    Unfortunately for all of us, the fiction of “God” gets in the way of such self-determination for many people which leads to the sad and unsustainable situation of 3/4 of the money spent for health care being expended during the last few weeks or months of life just trying to keep an already dead hull from drawing a last breath. In my opinion, that is an immoral situation with no good solution except through vast philosophical sophistication of people in general which, again, in my opinion will never happen in any meaningful time span.

  86. “Its not just Dementia which is on the rise in Old Folks,you also have all the problems in Kids with ADHD and other disorders. How much of this is Biochemical poisoning and how much is a result of just a sick culture is an open question, but there is no doubt all these problems are steadily rising in the industrialized countries.” -RE

    Oh noes the old folks are turning to crazed Zombies. The end of the world is upon us like an adult diaper!!

  87. The future will, no doubt, be full of challenges. If one of those”challenges” is that we will not be receiving the crap manufactured by Communist China, I personally will view that as a blessing because I have never bought or owned one thing that was made in China that was worth even having. Just think that the new San Francisco Bay bridge is being purchased from and manufactured in China. It will be the most expensive $ 400,000,000 that a government never did save. Goodbye oil, so long China. No tears here.

  88. @Muck About: There are a lot of people on respirators right now because they thought they knew how to end their lives. “60 milligrams of methadone” will NOT “do the job nicely and peacefully”. More likely to do some brain damage from hypoxia. Please don’t misinform people about suicide methods…one of them might be someone I love.

  89. Rhonda, I would go with google. I got my own domain for 12 dollars a year. It comes with all of the business google features including email. Also you can just blog with Blogger through google. Only thing you need after that is a template and some xml knowledge to make you site original. Best of luck!

  90. Fantastic items from you, man. I’ve understand your stuff previous to and you’re just extremely magnificent. I really like what you have acquired here, certainly like what you are saying and the way in which in which you assert it. You make it entertaining and you still take care of to keep it smart.

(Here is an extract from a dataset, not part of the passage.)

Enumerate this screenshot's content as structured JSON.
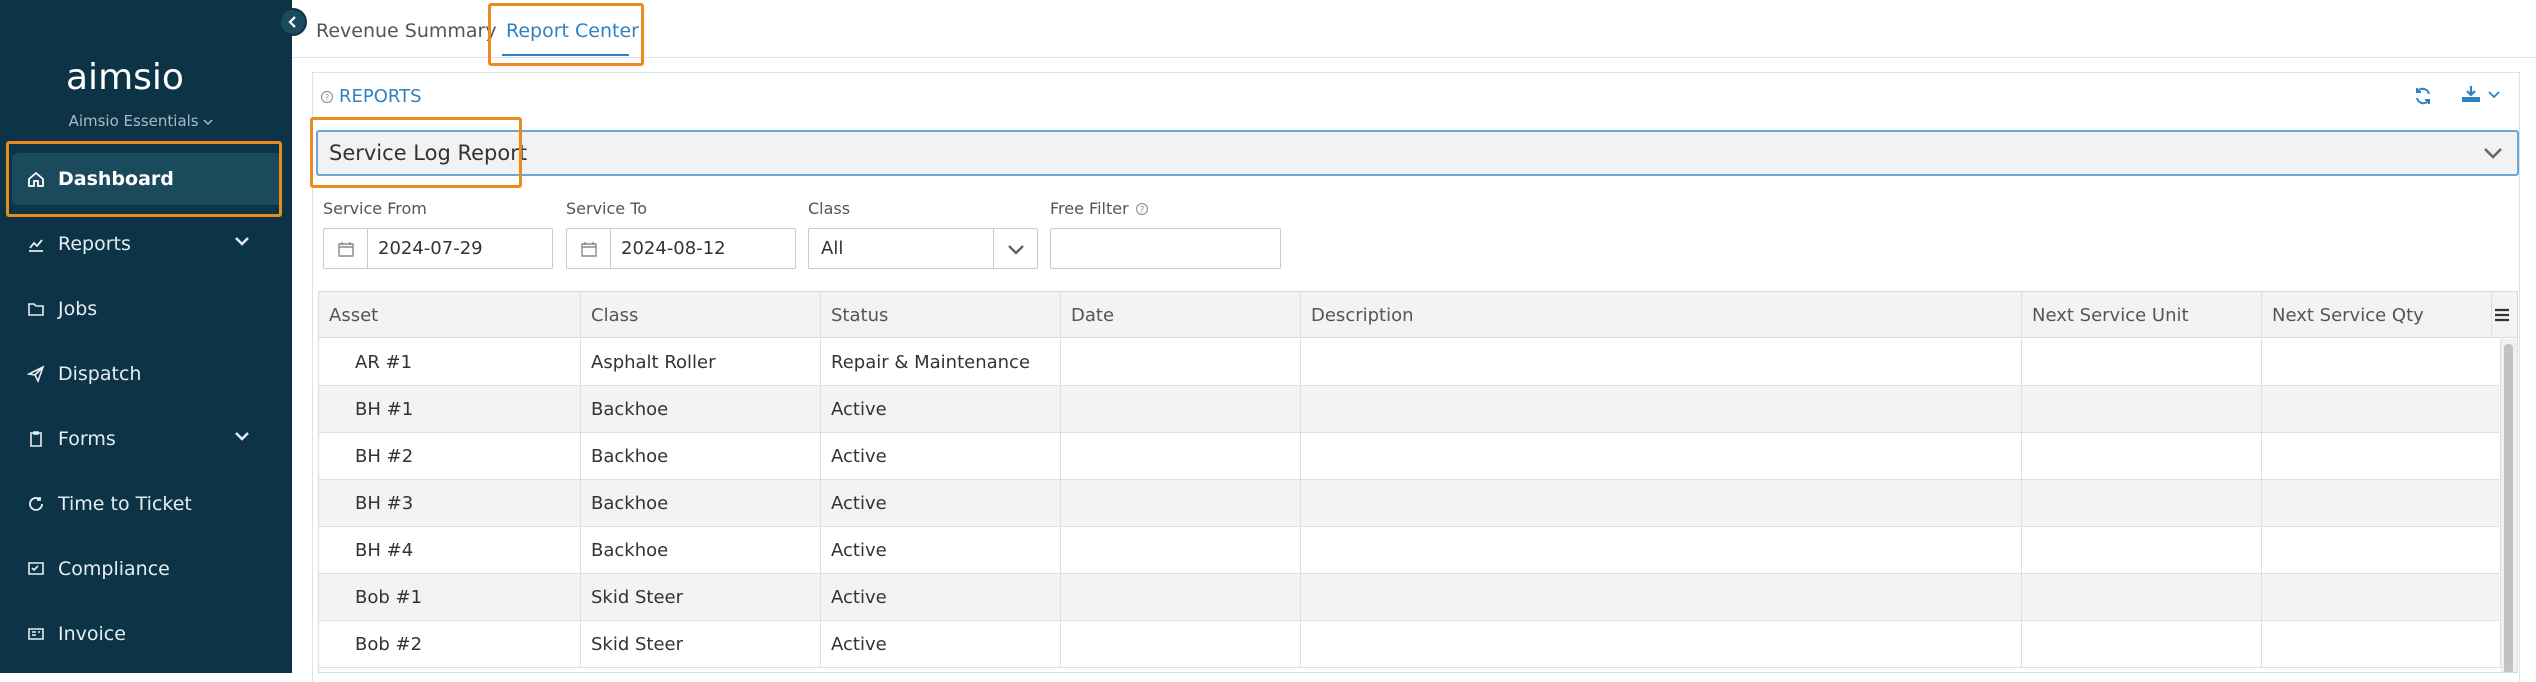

I cant wait to read much more from you. That is really a wonderful site.


Leave a Comment

Your email address will not be published.

You can add images to your comment by clicking here.